- The process is not linear, so it is perfectly ok to move back and forth as many times as needed as long as you are learning.
- Your customer is the key part here. Understanding the customer and validating the prototype (MVP) is critical. Starting the idea generation phase without having understood the customer needs is a great and common error. Investing money in anything that has not been validated with the customer might be fatal.
It is important to keep in mind certain innovation killers that can make the difference between success and failure
- The environment: it is critical for innovation. Everybody fails the first time. We all need time, support and patience for some trial-and-error until we reach something that works. A place that encourages thinking differently and provides a safe place for testing-failing-learning has the highest probability of success.
- Implementing: Understanding the customer and generating ideas are important, but they are useless without robust implementation. The world is full of great ideas that fail because they are implemented wrong. Pay attention to business models and execute seriously.
- Talent and process: Innovating needs creativity AND a process. It is wrong to think that pure and simple talent is enough to make it work.
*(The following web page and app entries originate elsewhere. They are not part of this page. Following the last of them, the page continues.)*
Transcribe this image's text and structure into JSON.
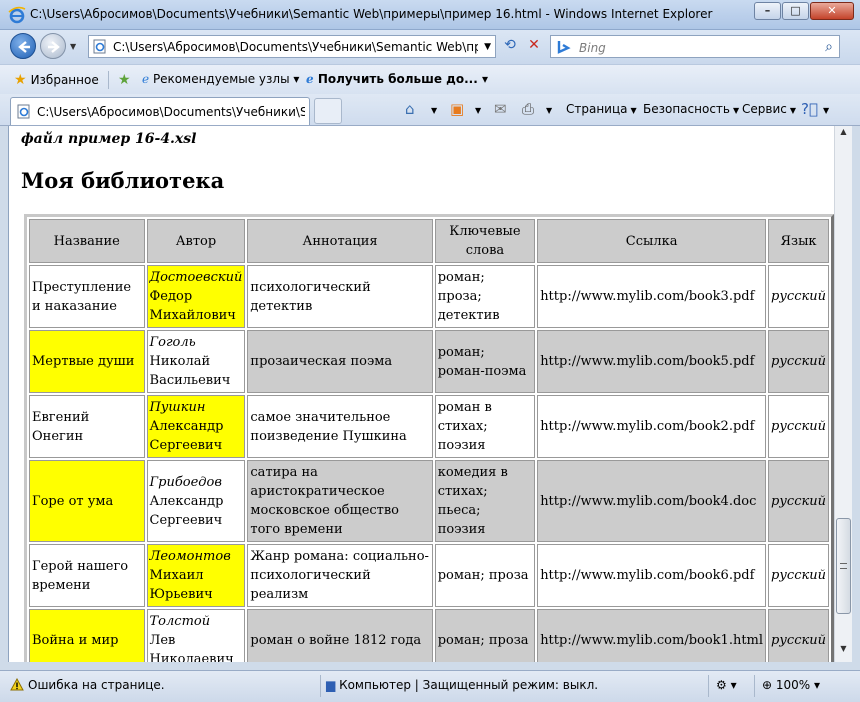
{
  "window": {
    "title": "C:\\Users\\Абросимов\\Documents\\Учебники\\Semantic Web\\примеры\\пример 16.html - Windows Internet Explorer"
  },
  "address_bar": {
    "url": "C:\\Users\\Абросимов\\Documents\\Учебники\\Semantic Web\\приме",
    "search_placeholder": "Bing"
  },
  "favorites_bar": {
    "favorites_label": "Избранное",
    "links": [
      "Рекомендуемые узлы",
      "Получить больше до..."
    ]
  },
  "tab": {
    "label": "C:\\Users\\Абросимов\\Documents\\Учебники\\Sem..."
  },
  "command_bar": {
    "page": "Страница",
    "safety": "Безопасность",
    "tools": "Сервис"
  },
  "page": {
    "file_note": "файл пример 16-4.xsl",
    "heading": "Моя библиотека",
    "table": {
      "headers": [
        "Название",
        "Автор",
        "Аннотация",
        "Ключевые слова",
        "Ссылка",
        "Язык"
      ],
      "rows": [
        {
          "title": "Преступление и наказание",
          "author_last": "Достоевский",
          "author_first": "Федор Михайлович",
          "annotation": "психологический детектив",
          "keywords": "роман; проза; детектив",
          "link": "http://www.mylib.com/book3.pdf",
          "language": "русский"
        },
        {
          "title": "Мертвые души",
          "author_last": "Гоголь",
          "author_first": "Николай Васильевич",
          "annotation": "прозаическая поэма",
          "keywords": "роман; роман-поэма",
          "link": "http://www.mylib.com/book5.pdf",
          "language": "русский"
        },
        {
          "title": "Евгений Онегин",
          "author_last": "Пушкин",
          "author_first": "Александр Сергеевич",
          "annotation": "самое значительное поизведение Пушкина",
          "keywords": "роман в стихах; поэзия",
          "link": "http://www.mylib.com/book2.pdf",
          "language": "русский"
        },
        {
          "title": "Горе от ума",
          "author_last": "Грибоедов",
          "author_first": "Александр Сергеевич",
          "annotation": "сатира на аристократическое московское общество того времени",
          "keywords": "комедия в стихах; пьеса; поэзия",
          "link": "http://www.mylib.com/book4.doc",
          "language": "русский"
        },
        {
          "title": "Герой нашего времени",
          "author_last": "Леомонтов",
          "author_first": "Михаил Юрьевич",
          "annotation": "Жанр романа: социально-психологический реализм",
          "keywords": "роман; проза",
          "link": "http://www.mylib.com/book6.pdf",
          "language": "русский"
        },
        {
          "title": "Война и мир",
          "author_last": "Толстой",
          "author_first": "Лев Николаевич",
          "annotation": "роман о войне 1812 года",
          "keywords": "роман; проза",
          "link": "http://www.mylib.com/book1.html",
          "language": "русский"
        }
      ]
    }
  },
  "status_bar": {
    "error": "Ошибка на странице.",
    "zone": "Компьютер | Защищенный режим: выкл.",
    "zoom": "100%"
  },
  "colors": {
    "highlight_yellow": "#ffff00",
    "row_gray": "#cccccc"
  }
}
Yes, talent is critical, but talented people helped by a great process will be unstoppable.
This is a summary of the post, enjoy!
What I like the most about PDCA is that it is practical and simple, what makes it ultimately sophisticated (thanks, Leo). Simple does not equal easy, the proof is that it took the mankind millenniums to develop the scientific method.
Check out this TED video called “build a tower, build a team” (aka “the marshmallow challenge”):
The video shows very important and not so evident ideas about thinking and developing new solutions: The most important are:
- Pure planning does not work well. The “Plan” phase of PDCA is very important, but not the most important (let’s say it is as important as the others). Planning without doing is useless. Planning without being prepared to fail and learn from the things that went wrong is naïve. Many people are trained to find the “single right solution” and then execute it. This is a wrong strategy (by the way, this is how many people think PDCA and DMAIC work. Wrong!)
- The value of prototyping: Prototype + Refine is a great strategy. Build something that works and then make it better, so that the development team gets continuous feedback about what works well and what does not. For this, of course, it is critical to know what is your marshmallow, this is, what is your goal or the critical customer need you want to meet. It is so common to find teams who don’t really know what they are doing…
- The importance of facilitation: The importance of the process! A development team with technical people and process people is a winning team. Diverse teams with different people of difference areas may move slower (not necessarily) but will definitely get further. The importance of people who can facilitate, organize and solve conflict is often underestimated.
- The effect of incentives: “Incentives + High skills” lead to success most of the times but high stakes with a low level of skills might be catastrophic: everybody panics and nothing gets done. Use incentives intelligently.
All these concepts apply to Lean thinking. It is basic to know your goal (your marshmallow), use prototyping (continuous improvement), create a diverse team (respect for people) and use incentives wisely. Keep this in mind and your probabilities of success will be higher.